### Task material
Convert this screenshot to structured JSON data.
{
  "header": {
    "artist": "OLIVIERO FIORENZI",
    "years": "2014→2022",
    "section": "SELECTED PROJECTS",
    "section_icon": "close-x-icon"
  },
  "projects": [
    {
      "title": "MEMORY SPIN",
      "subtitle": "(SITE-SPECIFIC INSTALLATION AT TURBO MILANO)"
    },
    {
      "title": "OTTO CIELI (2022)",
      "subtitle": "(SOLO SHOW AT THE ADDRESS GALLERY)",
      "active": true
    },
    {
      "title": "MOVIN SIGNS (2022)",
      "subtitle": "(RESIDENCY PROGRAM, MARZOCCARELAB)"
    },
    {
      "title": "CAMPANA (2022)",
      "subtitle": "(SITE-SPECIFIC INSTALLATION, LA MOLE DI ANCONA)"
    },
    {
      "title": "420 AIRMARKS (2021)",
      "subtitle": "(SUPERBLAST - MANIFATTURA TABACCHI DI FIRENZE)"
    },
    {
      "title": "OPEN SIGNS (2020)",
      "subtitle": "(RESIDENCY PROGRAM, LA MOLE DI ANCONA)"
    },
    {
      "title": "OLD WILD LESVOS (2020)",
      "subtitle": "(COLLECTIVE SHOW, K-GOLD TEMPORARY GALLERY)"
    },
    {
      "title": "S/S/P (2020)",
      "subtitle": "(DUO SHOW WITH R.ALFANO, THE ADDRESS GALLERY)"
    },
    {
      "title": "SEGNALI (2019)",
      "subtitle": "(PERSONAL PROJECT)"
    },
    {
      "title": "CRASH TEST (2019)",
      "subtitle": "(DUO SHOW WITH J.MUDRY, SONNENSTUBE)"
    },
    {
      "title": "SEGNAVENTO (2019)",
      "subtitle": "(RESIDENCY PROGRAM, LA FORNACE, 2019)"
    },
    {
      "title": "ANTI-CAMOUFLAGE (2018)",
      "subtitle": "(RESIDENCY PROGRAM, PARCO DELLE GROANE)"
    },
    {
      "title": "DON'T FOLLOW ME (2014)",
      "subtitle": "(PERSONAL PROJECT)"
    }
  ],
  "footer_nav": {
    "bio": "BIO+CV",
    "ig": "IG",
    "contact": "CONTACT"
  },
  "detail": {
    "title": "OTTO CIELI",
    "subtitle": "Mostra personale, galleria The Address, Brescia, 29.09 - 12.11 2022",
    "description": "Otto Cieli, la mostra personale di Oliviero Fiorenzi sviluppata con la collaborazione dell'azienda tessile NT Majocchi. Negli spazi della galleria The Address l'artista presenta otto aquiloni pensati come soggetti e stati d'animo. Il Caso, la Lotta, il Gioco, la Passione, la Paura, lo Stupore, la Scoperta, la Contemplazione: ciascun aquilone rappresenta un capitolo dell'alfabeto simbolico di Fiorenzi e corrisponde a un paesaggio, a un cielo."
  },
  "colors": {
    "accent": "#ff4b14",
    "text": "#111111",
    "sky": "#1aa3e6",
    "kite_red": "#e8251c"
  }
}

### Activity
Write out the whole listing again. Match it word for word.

### Exercise output
Convert this screenshot to structured JSON data.
{
  "header": {
    "artist": "OLIVIERO FIORENZI",
    "years": "2014→2022",
    "section": "SELECTED PROJECTS",
    "section_icon": "close-x-icon"
  },
  "projects": [
    {
      "title": "MEMORY SPIN",
      "subtitle": "(SITE-SPECIFIC INSTALLATION AT TURBO MILANO)"
    },
    {
      "title": "OTTO CIELI (2022)",
      "subtitle": "(SOLO SHOW AT THE ADDRESS GALLERY)",
      "active": true
    },
    {
      "title": "MOVIN SIGNS (2022)",
      "subtitle": "(RESIDENCY PROGRAM, MARZOCCARELAB)"
    },
    {
      "title": "CAMPANA (2022)",
      "subtitle": "(SITE-SPECIFIC INSTALLATION, LA MOLE DI ANCONA)"
    },
    {
      "title": "420 AIRMARKS (2021)",
      "subtitle": "(SUPERBLAST - MANIFATTURA TABACCHI DI FIRENZE)"
    },
    {
      "title": "OPEN SIGNS (2020)",
      "subtitle": "(RESIDENCY PROGRAM, LA MOLE DI ANCONA)"
    },
    {
      "title": "OLD WILD LESVOS (2020)",
      "subtitle": "(COLLECTIVE SHOW, K-GOLD TEMPORARY GALLERY)"
    },
    {
      "title": "S/S/P (2020)",
      "subtitle": "(DUO SHOW WITH R.ALFANO, THE ADDRESS GALLERY)"
    },
    {
      "title": "SEGNALI (2019)",
      "subtitle": "(PERSONAL PROJECT)"
    },
    {
      "title": "CRASH TEST (2019)",
      "subtitle": "(DUO SHOW WITH J.MUDRY, SONNENSTUBE)"
    },
    {
      "title": "SEGNAVENTO (2019)",
      "subtitle": "(RESIDENCY PROGRAM, LA FORNACE, 2019)"
    },
    {
      "title": "ANTI-CAMOUFLAGE (2018)",
      "subtitle": "(RESIDENCY PROGRAM, PARCO DELLE GROANE)"
    },
    {
      "title": "DON'T FOLLOW ME (2014)",
      "subtitle": "(PERSONAL PROJECT)"
    }
  ],
  "footer_nav": {
    "bio": "BIO+CV",
    "ig": "IG",
    "contact": "CONTACT"
  },
  "detail": {
    "title": "OTTO CIELI",
    "subtitle": "Mostra personale, galleria The Address, Brescia, 29.09 - 12.11 2022",
    "description": "Otto Cieli, la mostra personale di Oliviero Fiorenzi sviluppata con la collaborazione dell'azienda tessile NT Majocchi. Negli spazi della galleria The Address l'artista presenta otto aquiloni pensati come soggetti e stati d'animo. Il Caso, la Lotta, il Gioco, la Passione, la Paura, lo Stupore, la Scoperta, la Contemplazione: ciascun aquilone rappresenta un capitolo dell'alfabeto simbolico di Fiorenzi e corrisponde a un paesaggio, a un cielo."
  },
  "colors": {
    "accent": "#ff4b14",
    "text": "#111111",
    "sky": "#1aa3e6",
    "kite_red": "#e8251c"
  }
}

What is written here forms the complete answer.